Skid plates (22) are rigidly attached to each end of the lower part of the frame member (11) so that the frame above platform (19) and pins (18) can be lifted into a pickup truck or the like, if desired, for example to take soybean meters to the field where a planter has corn seed meters on it for exchange thereof. It is to be understood that this is strictly an optional part of the present invention. Handles (23) are rigidly attached to the frame (11) on each side thereof and on the front thereof for pulling the cart (10) from place to place.
Referring now to FIG. 4, it is shown how the seed meters (22) have a flange (42) thereon and a stop flange (38) as best seen in FIG. 6. The seed meters (22) are actually turned upside down from that shown in FIG. 2 of the Deckler patent and are upside down from the position of which they are actually used on the planter, but it is the best position for storage of the seed meters because of the way the present invention is made. To store the seed meters, all that is done is that they are placed in the orientation shown in FIGS. 4 and 6 so that the flange (42) extends into the tapered depression (16) and slots (14) until the flange (38) engages the top of the upwardly extending members (13).
Looking back to FIG. 1, it can be seen that there are several rows of upwardly extending members (13) for receiving the seed meters (22), which are shown in dashed lines on the top part of FIG. 1. Also in FIG. 1, a plurality of rows of upwardly extending members (13) are provided on the lower portion of the frame (11) for receiving even more of the seed meters (22). It will be understood, of course, to those of ordinary skill in the art, that a user will merely make one of the carts (10) which has a sufficient number of places to store seed meters corresponding to the number of seed meters to be stored, i.e. thirty five, thirty one, etc.

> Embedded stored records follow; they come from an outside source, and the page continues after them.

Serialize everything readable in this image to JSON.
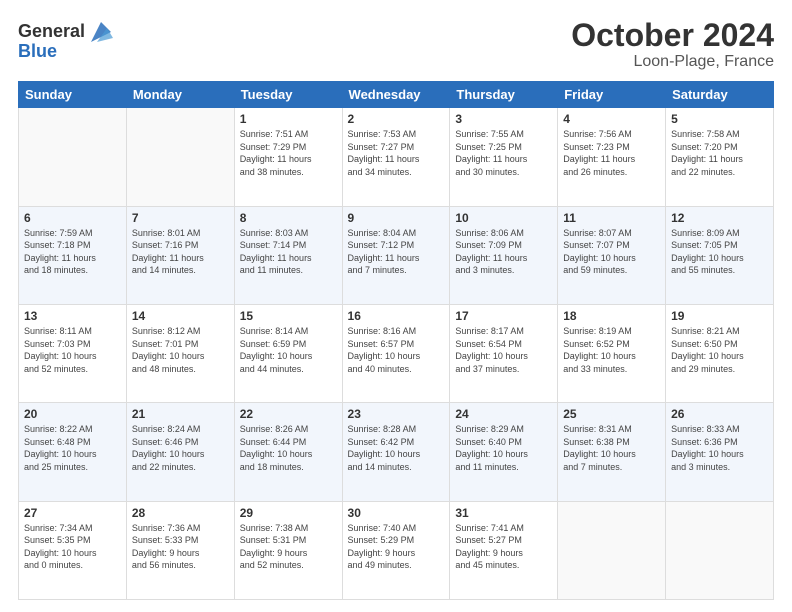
{
  "header": {
    "logo_general": "General",
    "logo_blue": "Blue",
    "month": "October 2024",
    "location": "Loon-Plage, France"
  },
  "weekdays": [
    "Sunday",
    "Monday",
    "Tuesday",
    "Wednesday",
    "Thursday",
    "Friday",
    "Saturday"
  ],
  "weeks": [
    [
      {
        "day": "",
        "info": ""
      },
      {
        "day": "",
        "info": ""
      },
      {
        "day": "1",
        "info": "Sunrise: 7:51 AM\nSunset: 7:29 PM\nDaylight: 11 hours\nand 38 minutes."
      },
      {
        "day": "2",
        "info": "Sunrise: 7:53 AM\nSunset: 7:27 PM\nDaylight: 11 hours\nand 34 minutes."
      },
      {
        "day": "3",
        "info": "Sunrise: 7:55 AM\nSunset: 7:25 PM\nDaylight: 11 hours\nand 30 minutes."
      },
      {
        "day": "4",
        "info": "Sunrise: 7:56 AM\nSunset: 7:23 PM\nDaylight: 11 hours\nand 26 minutes."
      },
      {
        "day": "5",
        "info": "Sunrise: 7:58 AM\nSunset: 7:20 PM\nDaylight: 11 hours\nand 22 minutes."
      }
    ],
    [
      {
        "day": "6",
        "info": "Sunrise: 7:59 AM\nSunset: 7:18 PM\nDaylight: 11 hours\nand 18 minutes."
      },
      {
        "day": "7",
        "info": "Sunrise: 8:01 AM\nSunset: 7:16 PM\nDaylight: 11 hours\nand 14 minutes."
      },
      {
        "day": "8",
        "info": "Sunrise: 8:03 AM\nSunset: 7:14 PM\nDaylight: 11 hours\nand 11 minutes."
      },
      {
        "day": "9",
        "info": "Sunrise: 8:04 AM\nSunset: 7:12 PM\nDaylight: 11 hours\nand 7 minutes."
      },
      {
        "day": "10",
        "info": "Sunrise: 8:06 AM\nSunset: 7:09 PM\nDaylight: 11 hours\nand 3 minutes."
      },
      {
        "day": "11",
        "info": "Sunrise: 8:07 AM\nSunset: 7:07 PM\nDaylight: 10 hours\nand 59 minutes."
      },
      {
        "day": "12",
        "info": "Sunrise: 8:09 AM\nSunset: 7:05 PM\nDaylight: 10 hours\nand 55 minutes."
      }
    ],
    [
      {
        "day": "13",
        "info": "Sunrise: 8:11 AM\nSunset: 7:03 PM\nDaylight: 10 hours\nand 52 minutes."
      },
      {
        "day": "14",
        "info": "Sunrise: 8:12 AM\nSunset: 7:01 PM\nDaylight: 10 hours\nand 48 minutes."
      },
      {
        "day": "15",
        "info": "Sunrise: 8:14 AM\nSunset: 6:59 PM\nDaylight: 10 hours\nand 44 minutes."
      },
      {
        "day": "16",
        "info": "Sunrise: 8:16 AM\nSunset: 6:57 PM\nDaylight: 10 hours\nand 40 minutes."
      },
      {
        "day": "17",
        "info": "Sunrise: 8:17 AM\nSunset: 6:54 PM\nDaylight: 10 hours\nand 37 minutes."
      },
      {
        "day": "18",
        "info": "Sunrise: 8:19 AM\nSunset: 6:52 PM\nDaylight: 10 hours\nand 33 minutes."
      },
      {
        "day": "19",
        "info": "Sunrise: 8:21 AM\nSunset: 6:50 PM\nDaylight: 10 hours\nand 29 minutes."
      }
    ],
    [
      {
        "day": "20",
        "info": "Sunrise: 8:22 AM\nSunset: 6:48 PM\nDaylight: 10 hours\nand 25 minutes."
      },
      {
        "day": "21",
        "info": "Sunrise: 8:24 AM\nSunset: 6:46 PM\nDaylight: 10 hours\nand 22 minutes."
      },
      {
        "day": "22",
        "info": "Sunrise: 8:26 AM\nSunset: 6:44 PM\nDaylight: 10 hours\nand 18 minutes."
      },
      {
        "day": "23",
        "info": "Sunrise: 8:28 AM\nSunset: 6:42 PM\nDaylight: 10 hours\nand 14 minutes."
      },
      {
        "day": "24",
        "info": "Sunrise: 8:29 AM\nSunset: 6:40 PM\nDaylight: 10 hours\nand 11 minutes."
      },
      {
        "day": "25",
        "info": "Sunrise: 8:31 AM\nSunset: 6:38 PM\nDaylight: 10 hours\nand 7 minutes."
      },
      {
        "day": "26",
        "info": "Sunrise: 8:33 AM\nSunset: 6:36 PM\nDaylight: 10 hours\nand 3 minutes."
      }
    ],
    [
      {
        "day": "27",
        "info": "Sunrise: 7:34 AM\nSunset: 5:35 PM\nDaylight: 10 hours\nand 0 minutes."
      },
      {
        "day": "28",
        "info": "Sunrise: 7:36 AM\nSunset: 5:33 PM\nDaylight: 9 hours\nand 56 minutes."
      },
      {
        "day": "29",
        "info": "Sunrise: 7:38 AM\nSunset: 5:31 PM\nDaylight: 9 hours\nand 52 minutes."
      },
      {
        "day": "30",
        "info": "Sunrise: 7:40 AM\nSunset: 5:29 PM\nDaylight: 9 hours\nand 49 minutes."
      },
      {
        "day": "31",
        "info": "Sunrise: 7:41 AM\nSunset: 5:27 PM\nDaylight: 9 hours\nand 45 minutes."
      },
      {
        "day": "",
        "info": ""
      },
      {
        "day": "",
        "info": ""
      }
    ]
  ]
}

The Operations Manual for the Kinze brand planter, shown in Deckler, recommends that the seed plates (45) be removed when the seed meters are stored to keep the brushes from being distorted. FIG. 1, in dashed lines shows these seed plates (45) being disposed on bars (26), which are rigidly attached to a horizontal post (27). The post (27) is then rigidly attached, for example by welding, to one or more of the cross members (12) and to a lower member (28), which is essentially just a brace on frame member (11). An opening in the end of bar (26) is provided for receiving a pin (29) to hold the seed meter plates (45) on the bar (26) so that they will not fall off of bar (26) when the seed meter transfer and storage apparatus (10) is rolled from place to place. A snap ring attaching structure on bar (26) could be used instead of the pin (20).

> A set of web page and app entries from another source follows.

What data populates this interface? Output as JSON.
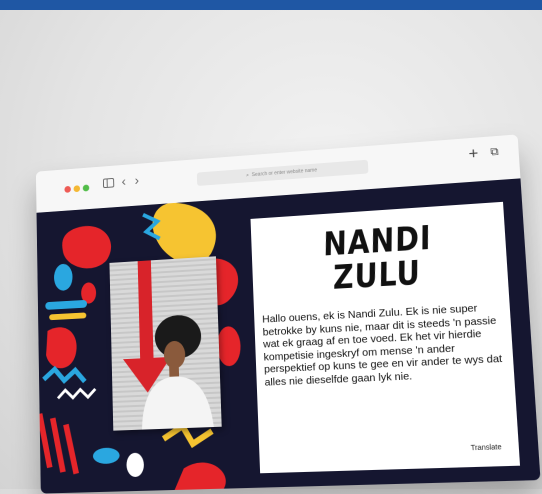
{
  "page": {
    "header_color": "#1f57a4"
  },
  "browser": {
    "traffic_lights": [
      "#ee5b55",
      "#f4b834",
      "#52bd49"
    ],
    "sidebar_icon": "sidebar-icon",
    "back_icon": "‹",
    "forward_icon": "›",
    "search_icon": "⌕",
    "address_placeholder": "Search or enter website name",
    "new_tab_icon": "+",
    "tabs_icon": "⧉"
  },
  "site": {
    "name_line1": "NANDI",
    "name_line2": "ZULU",
    "bio": "Hallo ouens, ek is Nandi Zulu. Ek is nie super betrokke by kuns nie, maar dit is steeds 'n passie wat ek graag af en toe voed. Ek het vir hierdie kompetisie ingeskryf om mense 'n ander perspektief op kuns te gee en vir ander te wys dat alles nie dieselfde gaan lyk nie.",
    "translate_label": "Translate",
    "background_color": "#151630",
    "accent_colors": [
      "#e5252a",
      "#f6c431",
      "#2aa7e0",
      "#ffffff"
    ]
  }
}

An enclosure (46) is essentially in the shape of a box that is large enough to receive the seed meter transfer and storage apparatus (10) of FIG. 1. A door (47) is pivotally attached to a floor (48) by hinges (49). That way, the door (47) acts as a ramp so that the wheels (21) of the storage device (10) can roll up onto the ramp/door (47) and into the enclosure (46). Then the door (47) is closed by pivoting it upwardly, and is latched by a latch which is not shown. The enclosure (46) can be made of any sort of rodent-proof material. The purpose of the enclosure (46) is primarily to keep rodents from destroying the brushes of the seed meters. Obviously a metal construction would keep the rodents out, but even a wooden enclosure which is elevated on caster wheels (21) would be sufficient for this purpose as long as it is monitored from time to time.

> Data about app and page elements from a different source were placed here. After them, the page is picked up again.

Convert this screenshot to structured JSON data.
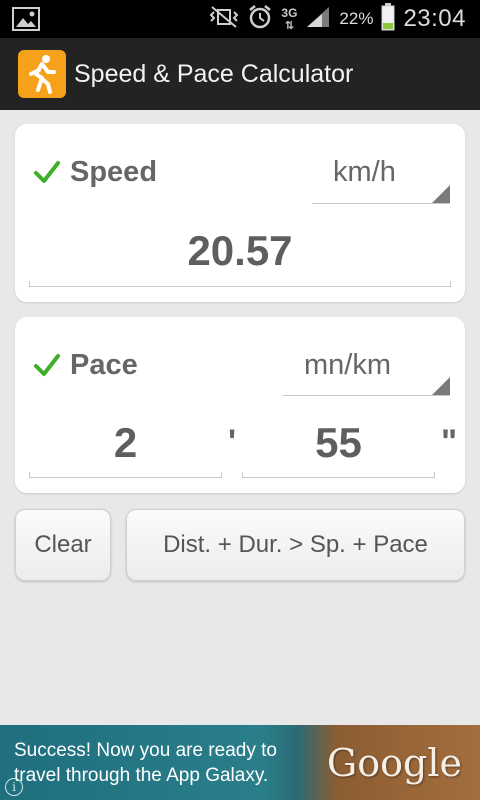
{
  "status_bar": {
    "image_icon": "image-icon",
    "mute_icon": "vibrate-mute-icon",
    "alarm_icon": "alarm-icon",
    "network_type": "3G",
    "signal_icon": "signal-bars-icon",
    "battery_percent": "22%",
    "battery_icon": "battery-icon",
    "time": "23:04"
  },
  "action_bar": {
    "app_icon": "runner-icon",
    "title": "Speed & Pace Calculator"
  },
  "speed_card": {
    "enabled": true,
    "label": "Speed",
    "unit": "km/h",
    "value": "20.57"
  },
  "pace_card": {
    "enabled": true,
    "label": "Pace",
    "unit": "mn/km",
    "minutes": "2",
    "minutes_mark": "'",
    "seconds": "55",
    "seconds_mark": "\""
  },
  "buttons": {
    "clear": "Clear",
    "calculate": "Dist. + Dur. > Sp. + Pace"
  },
  "ad": {
    "line1": "Success! Now you are ready to",
    "line2": "travel through the App Galaxy.",
    "brand": "Google",
    "info": "i"
  },
  "colors": {
    "accent_orange": "#f5a21a",
    "check_green": "#3fae29",
    "background": "#e8e8e8"
  }
}
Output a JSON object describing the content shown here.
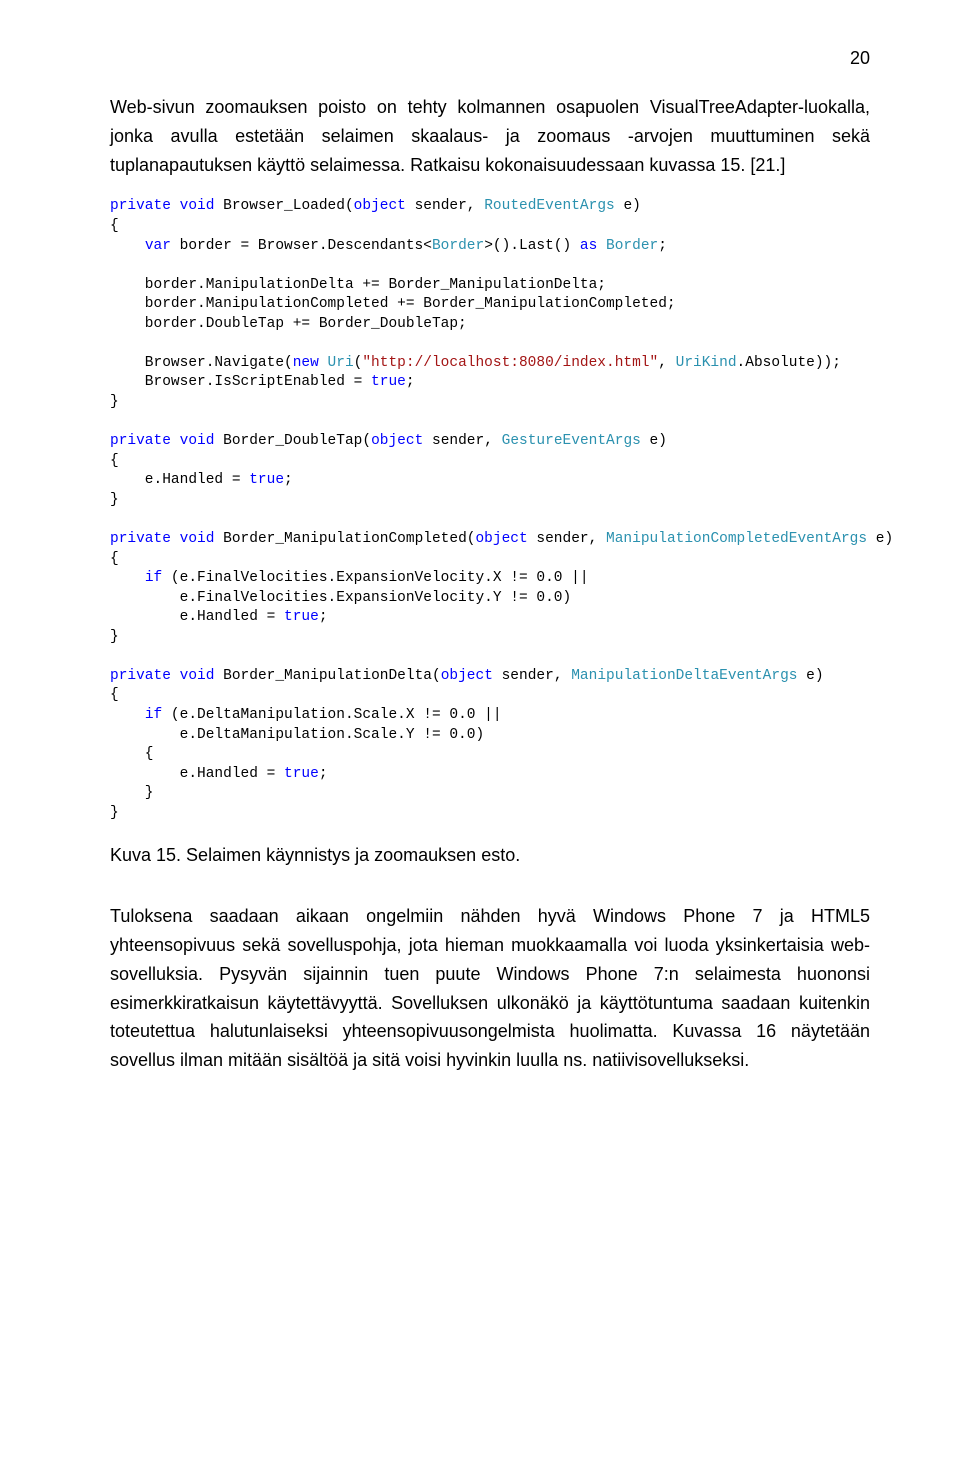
{
  "page_number": "20",
  "para1": "Web-sivun zoomauksen poisto on tehty kolmannen osapuolen VisualTreeAdapter-luokalla, jonka avulla estetään selaimen skaalaus- ja zoomaus -arvojen muuttuminen sekä tuplanapautuksen käyttö selaimessa. Ratkaisu kokonaisuudessaan kuvassa 15. [21.]",
  "caption": "Kuva 15. Selaimen käynnistys ja zoomauksen esto.",
  "para2": "Tuloksena saadaan aikaan ongelmiin nähden hyvä Windows Phone 7 ja HTML5 yhteensopivuus sekä sovelluspohja, jota hieman muokkaamalla voi luoda yksinkertaisia web-sovelluksia. Pysyvän sijainnin tuen puute Windows Phone 7:n selaimesta huononsi esimerkkiratkaisun käytettävyyttä. Sovelluksen ulkonäkö ja käyttötuntuma saadaan kuitenkin toteutettua halutunlaiseksi yhteensopivuusongelmista huolimatta. Kuvassa 16 näytetään sovellus ilman mitään sisältöä ja sitä voisi hyvinkin luulla ns. natiivisovellukseksi.",
  "code": {
    "m1_sig": {
      "kw1": "private",
      "kw2": "void",
      "name": "Browser_Loaded(",
      "kw3": "object",
      "p1": " sender, ",
      "type1": "RoutedEventArgs",
      "p2": " e)"
    },
    "m1_l1": {
      "kw1": "var",
      "txt1": " border = Browser.Descendants<",
      "type1": "Border",
      "txt2": ">().Last() ",
      "kw2": "as",
      "txt3": " ",
      "type2": "Border",
      "txt4": ";"
    },
    "m1_l2": "    border.ManipulationDelta += Border_ManipulationDelta;",
    "m1_l3": "    border.ManipulationCompleted += Border_ManipulationCompleted;",
    "m1_l4": "    border.DoubleTap += Border_DoubleTap;",
    "m1_l5": {
      "txt1": "    Browser.Navigate(",
      "kw1": "new",
      "txt2": " ",
      "type1": "Uri",
      "txt3": "(",
      "str1": "\"http://localhost:8080/index.html\"",
      "txt4": ", ",
      "type2": "UriKind",
      "txt5": ".Absolute));"
    },
    "m1_l6": {
      "txt1": "    Browser.IsScriptEnabled = ",
      "kw1": "true",
      "txt2": ";"
    },
    "m2_sig": {
      "kw1": "private",
      "kw2": "void",
      "name": "Border_DoubleTap(",
      "kw3": "object",
      "p1": " sender, ",
      "type1": "GestureEventArgs",
      "p2": " e)"
    },
    "m2_l1": {
      "txt1": "    e.Handled = ",
      "kw1": "true",
      "txt2": ";"
    },
    "m3_sig": {
      "kw1": "private",
      "kw2": "void",
      "name": "Border_ManipulationCompleted(",
      "kw3": "object",
      "p1": " sender, ",
      "type1": "ManipulationCompletedEventArgs",
      "p2": " e)"
    },
    "m3_l1": {
      "kw1": "if",
      "txt1": " (e.FinalVelocities.ExpansionVelocity.X != 0.0 ||"
    },
    "m3_l2": "        e.FinalVelocities.ExpansionVelocity.Y != 0.0)",
    "m3_l3": {
      "txt1": "        e.Handled = ",
      "kw1": "true",
      "txt2": ";"
    },
    "m4_sig": {
      "kw1": "private",
      "kw2": "void",
      "name": "Border_ManipulationDelta(",
      "kw3": "object",
      "p1": " sender, ",
      "type1": "ManipulationDeltaEventArgs",
      "p2": " e)"
    },
    "m4_l1": {
      "kw1": "if",
      "txt1": " (e.DeltaManipulation.Scale.X != 0.0 ||"
    },
    "m4_l2": "        e.DeltaManipulation.Scale.Y != 0.0)",
    "m4_l3": {
      "txt1": "        e.Handled = ",
      "kw1": "true",
      "txt2": ";"
    }
  }
}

Accordingly it will be appreciated that the preferred embodiment disclosed herein does indeed accomplish the aforementioned objects. Obviously many modifications and variations of the present invention are possible in light of the above teachings. It is therefore to be understood that, within the scope of the appended claims, the invention may be practiced otherwise than as specifically described.